__Work instruction__. Nothing in the records below should be altered in the copy, although the pictures must be left out.

Data items:
◆ ◆ ◆ ◆ ◆ ◆ ◆
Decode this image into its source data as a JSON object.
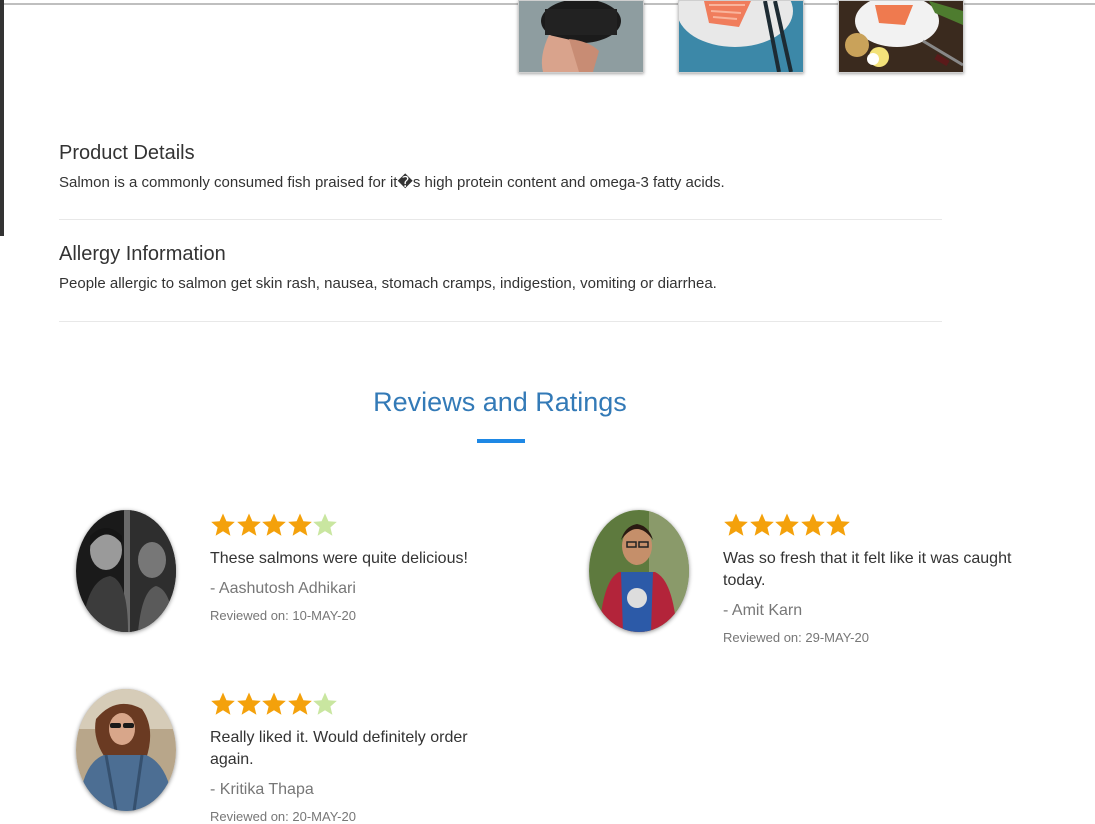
{
  "gallery": {
    "thumbnails": [
      {
        "subject": "hand-holding-bowl"
      },
      {
        "subject": "salmon-fillet-on-blue-plate"
      },
      {
        "subject": "salmon-with-lemon-and-herbs"
      }
    ]
  },
  "product": {
    "details_title": "Product Details",
    "details_text": "Salmon is a commonly consumed fish praised for it�s high protein content and omega-3 fatty acids.",
    "allergy_title": "Allergy Information",
    "allergy_text": "People allergic to salmon get skin rash, nausea, stomach cramps, indigestion, vomiting or diarrhea."
  },
  "reviews": {
    "title": "Reviews and Ratings",
    "items": [
      {
        "rating": 4,
        "max_rating": 5,
        "text": "These salmons were quite delicious!",
        "author": "- Aashutosh Adhikari",
        "date": "Reviewed on: 10-MAY-20"
      },
      {
        "rating": 5,
        "max_rating": 5,
        "text": "Was so fresh that it felt like it was caught today.",
        "author": "- Amit Karn",
        "date": "Reviewed on: 29-MAY-20"
      },
      {
        "rating": 4,
        "max_rating": 5,
        "text": "Really liked it. Would definitely order again.",
        "author": "- Kritika Thapa",
        "date": "Reviewed on: 20-MAY-20"
      }
    ]
  },
  "colors": {
    "star_filled": "#f4a10b",
    "star_empty": "#c9e6a0",
    "heading_blue": "#337ab7",
    "underline_blue": "#1e88e5"
  }
}
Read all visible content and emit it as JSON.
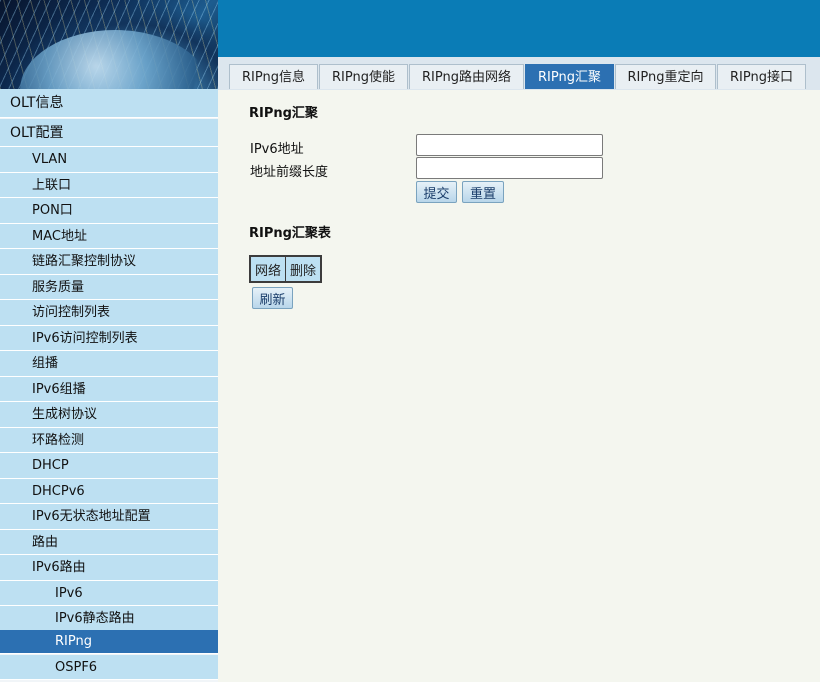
{
  "sidebar": {
    "items": [
      {
        "label": "OLT信息",
        "level": 0,
        "active": false
      },
      {
        "label": "OLT配置",
        "level": 0,
        "active": false
      },
      {
        "label": "VLAN",
        "level": 1,
        "active": false
      },
      {
        "label": "上联口",
        "level": 1,
        "active": false
      },
      {
        "label": "PON口",
        "level": 1,
        "active": false
      },
      {
        "label": "MAC地址",
        "level": 1,
        "active": false
      },
      {
        "label": "链路汇聚控制协议",
        "level": 1,
        "active": false
      },
      {
        "label": "服务质量",
        "level": 1,
        "active": false
      },
      {
        "label": "访问控制列表",
        "level": 1,
        "active": false
      },
      {
        "label": "IPv6访问控制列表",
        "level": 1,
        "active": false
      },
      {
        "label": "组播",
        "level": 1,
        "active": false
      },
      {
        "label": "IPv6组播",
        "level": 1,
        "active": false
      },
      {
        "label": "生成树协议",
        "level": 1,
        "active": false
      },
      {
        "label": "环路检测",
        "level": 1,
        "active": false
      },
      {
        "label": "DHCP",
        "level": 1,
        "active": false
      },
      {
        "label": "DHCPv6",
        "level": 1,
        "active": false
      },
      {
        "label": "IPv6无状态地址配置",
        "level": 1,
        "active": false
      },
      {
        "label": "路由",
        "level": 1,
        "active": false
      },
      {
        "label": "IPv6路由",
        "level": 1,
        "active": false
      },
      {
        "label": "IPv6",
        "level": 2,
        "active": false
      },
      {
        "label": "IPv6静态路由",
        "level": 2,
        "active": false
      },
      {
        "label": "RIPng",
        "level": 2,
        "active": true
      },
      {
        "label": "OSPF6",
        "level": 2,
        "active": false
      }
    ]
  },
  "tabs": [
    {
      "label": "RIPng信息",
      "active": false
    },
    {
      "label": "RIPng使能",
      "active": false
    },
    {
      "label": "RIPng路由网络",
      "active": false
    },
    {
      "label": "RIPng汇聚",
      "active": true
    },
    {
      "label": "RIPng重定向",
      "active": false
    },
    {
      "label": "RIPng接口",
      "active": false
    }
  ],
  "form": {
    "title": "RIPng汇聚",
    "ipv6_label": "IPv6地址",
    "ipv6_value": "",
    "prefix_label": "地址前缀长度",
    "prefix_value": "",
    "submit_label": "提交",
    "reset_label": "重置"
  },
  "table": {
    "title": "RIPng汇聚表",
    "columns": [
      "网络",
      "删除"
    ],
    "refresh_label": "刷新"
  },
  "colors": {
    "banner": "#0a7cb6",
    "sidebar_item": "#bde0f2",
    "active": "#2c70b2",
    "content_bg": "#f4f6ef"
  }
}
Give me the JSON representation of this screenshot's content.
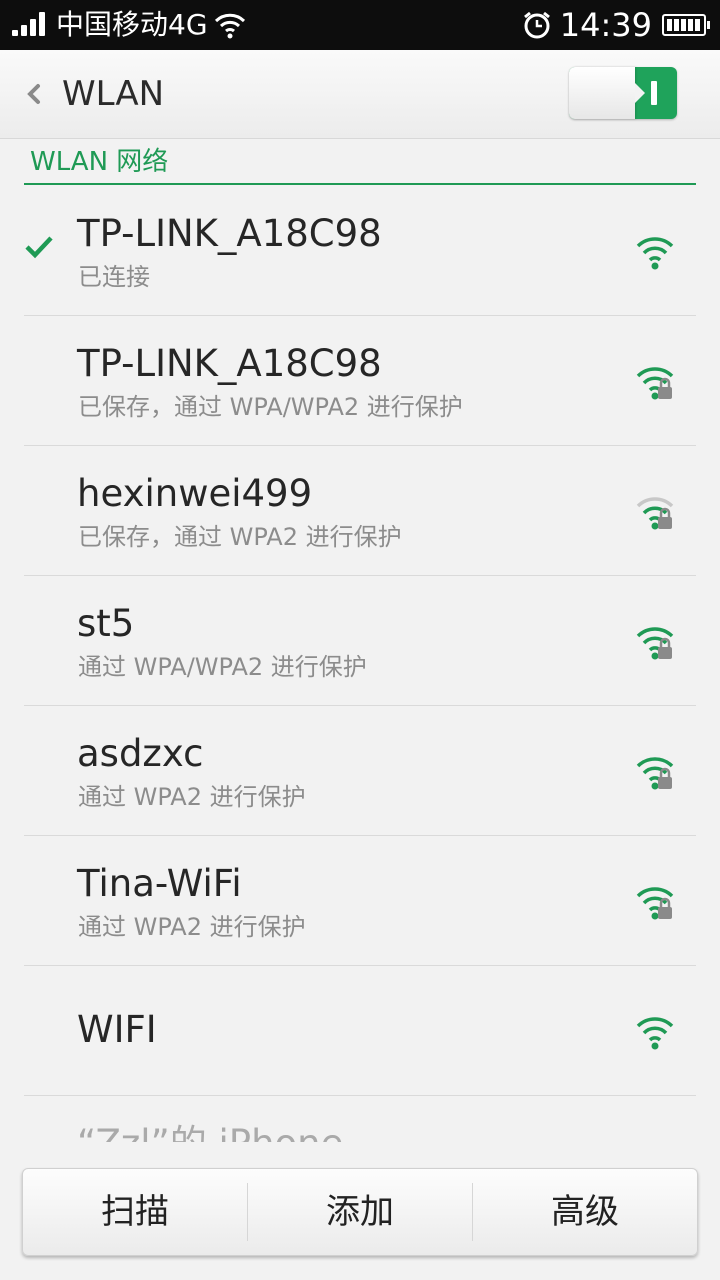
{
  "status_bar": {
    "carrier": "中国移动4G",
    "time": "14:39",
    "icons": [
      "signal-icon",
      "wifi-icon",
      "alarm-icon",
      "battery-icon"
    ]
  },
  "header": {
    "title": "WLAN",
    "back_icon": "chevron-left-icon",
    "wlan_toggle": "on"
  },
  "section": {
    "title": "WLAN 网络"
  },
  "networks": [
    {
      "ssid": "TP-LINK_A18C98",
      "status": "已连接",
      "connected": true,
      "secured": false,
      "signal": "strong"
    },
    {
      "ssid": "TP-LINK_A18C98",
      "status": "已保存，通过 WPA/WPA2 进行保护",
      "connected": false,
      "secured": true,
      "signal": "strong"
    },
    {
      "ssid": "hexinwei499",
      "status": "已保存，通过 WPA2 进行保护",
      "connected": false,
      "secured": true,
      "signal": "weak"
    },
    {
      "ssid": "st5",
      "status": "通过 WPA/WPA2 进行保护",
      "connected": false,
      "secured": true,
      "signal": "strong"
    },
    {
      "ssid": "asdzxc",
      "status": "通过 WPA2 进行保护",
      "connected": false,
      "secured": true,
      "signal": "strong"
    },
    {
      "ssid": "Tina-WiFi",
      "status": "通过 WPA2 进行保护",
      "connected": false,
      "secured": true,
      "signal": "strong"
    },
    {
      "ssid": "WIFI",
      "status": "",
      "connected": false,
      "secured": false,
      "signal": "strong"
    },
    {
      "ssid": "“Zzl”的 iPhone",
      "status": "",
      "connected": false,
      "secured": true,
      "signal": "strong"
    }
  ],
  "bottom_bar": {
    "scan_label": "扫描",
    "add_label": "添加",
    "advanced_label": "高级"
  },
  "colors": {
    "accent": "#1f9a55",
    "status_bar_bg": "#0d0d0d",
    "background": "#f2f2f2"
  }
}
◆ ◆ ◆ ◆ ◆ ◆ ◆
__Result__.
Decode this image into its source data as a JSON object.
{
  "gallery": {
    "thumbnails": [
      {
        "subject": "hand-holding-bowl"
      },
      {
        "subject": "salmon-fillet-on-blue-plate"
      },
      {
        "subject": "salmon-with-lemon-and-herbs"
      }
    ]
  },
  "product": {
    "details_title": "Product Details",
    "details_text": "Salmon is a commonly consumed fish praised for it�s high protein content and omega-3 fatty acids.",
    "allergy_title": "Allergy Information",
    "allergy_text": "People allergic to salmon get skin rash, nausea, stomach cramps, indigestion, vomiting or diarrhea."
  },
  "reviews": {
    "title": "Reviews and Ratings",
    "items": [
      {
        "rating": 4,
        "max_rating": 5,
        "text": "These salmons were quite delicious!",
        "author": "- Aashutosh Adhikari",
        "date": "Reviewed on: 10-MAY-20"
      },
      {
        "rating": 5,
        "max_rating": 5,
        "text": "Was so fresh that it felt like it was caught today.",
        "author": "- Amit Karn",
        "date": "Reviewed on: 29-MAY-20"
      },
      {
        "rating": 4,
        "max_rating": 5,
        "text": "Really liked it. Would definitely order again.",
        "author": "- Kritika Thapa",
        "date": "Reviewed on: 20-MAY-20"
      }
    ]
  },
  "colors": {
    "star_filled": "#f4a10b",
    "star_empty": "#c9e6a0",
    "heading_blue": "#337ab7",
    "underline_blue": "#1e88e5"
  }
}
Read all visible content and emit it as JSON.
{
  "sidebar": {
    "items": [
      {
        "label": "OLT信息",
        "level": 0,
        "active": false
      },
      {
        "label": "OLT配置",
        "level": 0,
        "active": false
      },
      {
        "label": "VLAN",
        "level": 1,
        "active": false
      },
      {
        "label": "上联口",
        "level": 1,
        "active": false
      },
      {
        "label": "PON口",
        "level": 1,
        "active": false
      },
      {
        "label": "MAC地址",
        "level": 1,
        "active": false
      },
      {
        "label": "链路汇聚控制协议",
        "level": 1,
        "active": false
      },
      {
        "label": "服务质量",
        "level": 1,
        "active": false
      },
      {
        "label": "访问控制列表",
        "level": 1,
        "active": false
      },
      {
        "label": "IPv6访问控制列表",
        "level": 1,
        "active": false
      },
      {
        "label": "组播",
        "level": 1,
        "active": false
      },
      {
        "label": "IPv6组播",
        "level": 1,
        "active": false
      },
      {
        "label": "生成树协议",
        "level": 1,
        "active": false
      },
      {
        "label": "环路检测",
        "level": 1,
        "active": false
      },
      {
        "label": "DHCP",
        "level": 1,
        "active": false
      },
      {
        "label": "DHCPv6",
        "level": 1,
        "active": false
      },
      {
        "label": "IPv6无状态地址配置",
        "level": 1,
        "active": false
      },
      {
        "label": "路由",
        "level": 1,
        "active": false
      },
      {
        "label": "IPv6路由",
        "level": 1,
        "active": false
      },
      {
        "label": "IPv6",
        "level": 2,
        "active": false
      },
      {
        "label": "IPv6静态路由",
        "level": 2,
        "active": false
      },
      {
        "label": "RIPng",
        "level": 2,
        "active": true
      },
      {
        "label": "OSPF6",
        "level": 2,
        "active": false
      }
    ]
  },
  "tabs": [
    {
      "label": "RIPng信息",
      "active": false
    },
    {
      "label": "RIPng使能",
      "active": false
    },
    {
      "label": "RIPng路由网络",
      "active": false
    },
    {
      "label": "RIPng汇聚",
      "active": true
    },
    {
      "label": "RIPng重定向",
      "active": false
    },
    {
      "label": "RIPng接口",
      "active": false
    }
  ],
  "form": {
    "title": "RIPng汇聚",
    "ipv6_label": "IPv6地址",
    "ipv6_value": "",
    "prefix_label": "地址前缀长度",
    "prefix_value": "",
    "submit_label": "提交",
    "reset_label": "重置"
  },
  "table": {
    "title": "RIPng汇聚表",
    "columns": [
      "网络",
      "删除"
    ],
    "refresh_label": "刷新"
  },
  "colors": {
    "banner": "#0a7cb6",
    "sidebar_item": "#bde0f2",
    "active": "#2c70b2",
    "content_bg": "#f4f6ef"
  }
}
Give me the JSON representation of this screenshot's content.
{
  "status_bar": {
    "carrier": "中国移动4G",
    "time": "14:39",
    "icons": [
      "signal-icon",
      "wifi-icon",
      "alarm-icon",
      "battery-icon"
    ]
  },
  "header": {
    "title": "WLAN",
    "back_icon": "chevron-left-icon",
    "wlan_toggle": "on"
  },
  "section": {
    "title": "WLAN 网络"
  },
  "networks": [
    {
      "ssid": "TP-LINK_A18C98",
      "status": "已连接",
      "connected": true,
      "secured": false,
      "signal": "strong"
    },
    {
      "ssid": "TP-LINK_A18C98",
      "status": "已保存，通过 WPA/WPA2 进行保护",
      "connected": false,
      "secured": true,
      "signal": "strong"
    },
    {
      "ssid": "hexinwei499",
      "status": "已保存，通过 WPA2 进行保护",
      "connected": false,
      "secured": true,
      "signal": "weak"
    },
    {
      "ssid": "st5",
      "status": "通过 WPA/WPA2 进行保护",
      "connected": false,
      "secured": true,
      "signal": "strong"
    },
    {
      "ssid": "asdzxc",
      "status": "通过 WPA2 进行保护",
      "connected": false,
      "secured": true,
      "signal": "strong"
    },
    {
      "ssid": "Tina-WiFi",
      "status": "通过 WPA2 进行保护",
      "connected": false,
      "secured": true,
      "signal": "strong"
    },
    {
      "ssid": "WIFI",
      "status": "",
      "connected": false,
      "secured": false,
      "signal": "strong"
    },
    {
      "ssid": "“Zzl”的 iPhone",
      "status": "",
      "connected": false,
      "secured": true,
      "signal": "strong"
    }
  ],
  "bottom_bar": {
    "scan_label": "扫描",
    "add_label": "添加",
    "advanced_label": "高级"
  },
  "colors": {
    "accent": "#1f9a55",
    "status_bar_bg": "#0d0d0d",
    "background": "#f2f2f2"
  }
}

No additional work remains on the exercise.